Concavity compression is the main mechanism through which the glenohumeral Joint is stabilized in its most functional positions.
Let’s illustrate this with diagrams by Steven B. Lippitt. The anatomic shoulder is characterized by the compression of the ball into the concavity of the glenoid.
The joint is stable as long as it follows the direction of all forces within the concavity.
But, the joint won’t be stable if it doesn’t contain the net force within the concavity.
You can reduce the stability of the joint by either compromising the concavity (left), or cold flow which flattens the rim of a Polyethylene glenoid.
The reverse total shoulder follows the same principles. Stability is achieved when the direction and magnitude of the net-glenohumeral force are contained within the concavity. The stronger the compressive force between the humeral cup & glenosphere, the more stable the joint against displacement forces. An insufficient compressive force can cause instability.
The joint can become unstable if the net force cannot be contained.

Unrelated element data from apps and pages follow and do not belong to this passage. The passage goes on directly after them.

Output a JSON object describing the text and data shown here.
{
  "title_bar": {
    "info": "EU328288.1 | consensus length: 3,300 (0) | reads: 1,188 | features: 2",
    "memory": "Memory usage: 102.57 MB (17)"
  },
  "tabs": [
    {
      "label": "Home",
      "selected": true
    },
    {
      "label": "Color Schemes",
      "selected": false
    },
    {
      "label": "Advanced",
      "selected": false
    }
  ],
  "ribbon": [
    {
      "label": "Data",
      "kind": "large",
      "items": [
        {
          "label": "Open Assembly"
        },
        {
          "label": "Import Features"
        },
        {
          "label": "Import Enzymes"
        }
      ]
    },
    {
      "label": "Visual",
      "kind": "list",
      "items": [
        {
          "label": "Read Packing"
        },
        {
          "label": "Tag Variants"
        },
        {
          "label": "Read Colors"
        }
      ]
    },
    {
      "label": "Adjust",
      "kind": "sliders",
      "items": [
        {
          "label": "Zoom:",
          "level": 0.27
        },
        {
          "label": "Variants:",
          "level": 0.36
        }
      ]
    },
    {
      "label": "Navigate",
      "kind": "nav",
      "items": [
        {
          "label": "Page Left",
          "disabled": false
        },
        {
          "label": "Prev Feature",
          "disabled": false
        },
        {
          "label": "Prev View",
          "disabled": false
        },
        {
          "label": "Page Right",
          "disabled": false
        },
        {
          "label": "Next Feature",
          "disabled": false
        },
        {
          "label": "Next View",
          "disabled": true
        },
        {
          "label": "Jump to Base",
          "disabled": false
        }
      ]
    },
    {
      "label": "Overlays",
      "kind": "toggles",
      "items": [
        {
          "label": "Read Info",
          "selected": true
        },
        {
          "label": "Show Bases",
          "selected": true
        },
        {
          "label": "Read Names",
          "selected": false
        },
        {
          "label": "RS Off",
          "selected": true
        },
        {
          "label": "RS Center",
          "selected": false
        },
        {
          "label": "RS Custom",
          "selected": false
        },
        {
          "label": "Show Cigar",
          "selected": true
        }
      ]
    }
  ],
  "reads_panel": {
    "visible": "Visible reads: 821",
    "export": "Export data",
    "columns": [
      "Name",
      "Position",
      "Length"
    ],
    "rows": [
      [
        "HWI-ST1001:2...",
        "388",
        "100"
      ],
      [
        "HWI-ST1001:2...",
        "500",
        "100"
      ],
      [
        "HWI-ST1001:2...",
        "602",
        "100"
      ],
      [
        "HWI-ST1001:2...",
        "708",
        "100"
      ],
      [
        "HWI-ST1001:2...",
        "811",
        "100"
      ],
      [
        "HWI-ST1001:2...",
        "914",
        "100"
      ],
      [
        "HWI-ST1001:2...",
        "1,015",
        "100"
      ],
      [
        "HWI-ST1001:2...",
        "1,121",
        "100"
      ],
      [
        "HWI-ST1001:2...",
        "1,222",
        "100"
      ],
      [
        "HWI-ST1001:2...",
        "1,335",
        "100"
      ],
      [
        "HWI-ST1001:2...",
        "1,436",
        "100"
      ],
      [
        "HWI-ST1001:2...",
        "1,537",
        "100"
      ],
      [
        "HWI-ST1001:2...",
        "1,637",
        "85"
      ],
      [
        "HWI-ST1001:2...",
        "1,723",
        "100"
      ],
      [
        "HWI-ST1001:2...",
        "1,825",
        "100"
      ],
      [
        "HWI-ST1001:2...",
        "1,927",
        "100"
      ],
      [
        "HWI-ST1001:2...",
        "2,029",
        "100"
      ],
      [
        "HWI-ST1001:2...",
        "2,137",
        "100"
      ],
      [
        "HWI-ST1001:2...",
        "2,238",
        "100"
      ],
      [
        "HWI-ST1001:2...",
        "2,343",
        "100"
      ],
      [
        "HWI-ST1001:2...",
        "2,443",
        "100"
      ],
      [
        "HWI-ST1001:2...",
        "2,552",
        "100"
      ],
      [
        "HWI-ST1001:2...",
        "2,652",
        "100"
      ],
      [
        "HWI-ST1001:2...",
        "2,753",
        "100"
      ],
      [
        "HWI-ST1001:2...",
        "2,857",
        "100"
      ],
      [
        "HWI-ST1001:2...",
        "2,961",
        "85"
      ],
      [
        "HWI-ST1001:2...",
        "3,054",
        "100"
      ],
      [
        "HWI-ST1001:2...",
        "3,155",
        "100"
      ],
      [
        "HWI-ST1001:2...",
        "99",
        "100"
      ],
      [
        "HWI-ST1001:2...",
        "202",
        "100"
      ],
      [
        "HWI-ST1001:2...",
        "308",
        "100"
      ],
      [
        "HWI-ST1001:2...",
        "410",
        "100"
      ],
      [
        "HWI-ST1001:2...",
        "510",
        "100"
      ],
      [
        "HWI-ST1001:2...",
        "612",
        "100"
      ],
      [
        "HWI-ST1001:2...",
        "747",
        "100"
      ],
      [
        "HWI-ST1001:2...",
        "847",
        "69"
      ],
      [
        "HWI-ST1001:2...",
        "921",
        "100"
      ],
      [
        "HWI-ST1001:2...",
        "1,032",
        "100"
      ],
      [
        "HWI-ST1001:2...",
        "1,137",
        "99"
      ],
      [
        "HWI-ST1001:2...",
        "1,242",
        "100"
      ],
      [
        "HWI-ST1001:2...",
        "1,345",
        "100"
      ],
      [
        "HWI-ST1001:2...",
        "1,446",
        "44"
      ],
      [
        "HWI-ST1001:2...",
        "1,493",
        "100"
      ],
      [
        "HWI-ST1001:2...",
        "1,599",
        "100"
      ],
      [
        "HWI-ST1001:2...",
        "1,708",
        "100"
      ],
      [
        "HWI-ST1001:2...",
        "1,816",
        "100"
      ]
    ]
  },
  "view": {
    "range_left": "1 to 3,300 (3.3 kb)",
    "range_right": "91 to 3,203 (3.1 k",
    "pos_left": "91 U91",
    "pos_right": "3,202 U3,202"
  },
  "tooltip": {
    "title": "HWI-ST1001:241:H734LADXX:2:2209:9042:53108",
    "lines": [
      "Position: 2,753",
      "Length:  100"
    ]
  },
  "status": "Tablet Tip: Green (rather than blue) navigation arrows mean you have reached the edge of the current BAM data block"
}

Unwanted contact between the humerus, scapula, or interposed soft tissue can cause the net to misalign.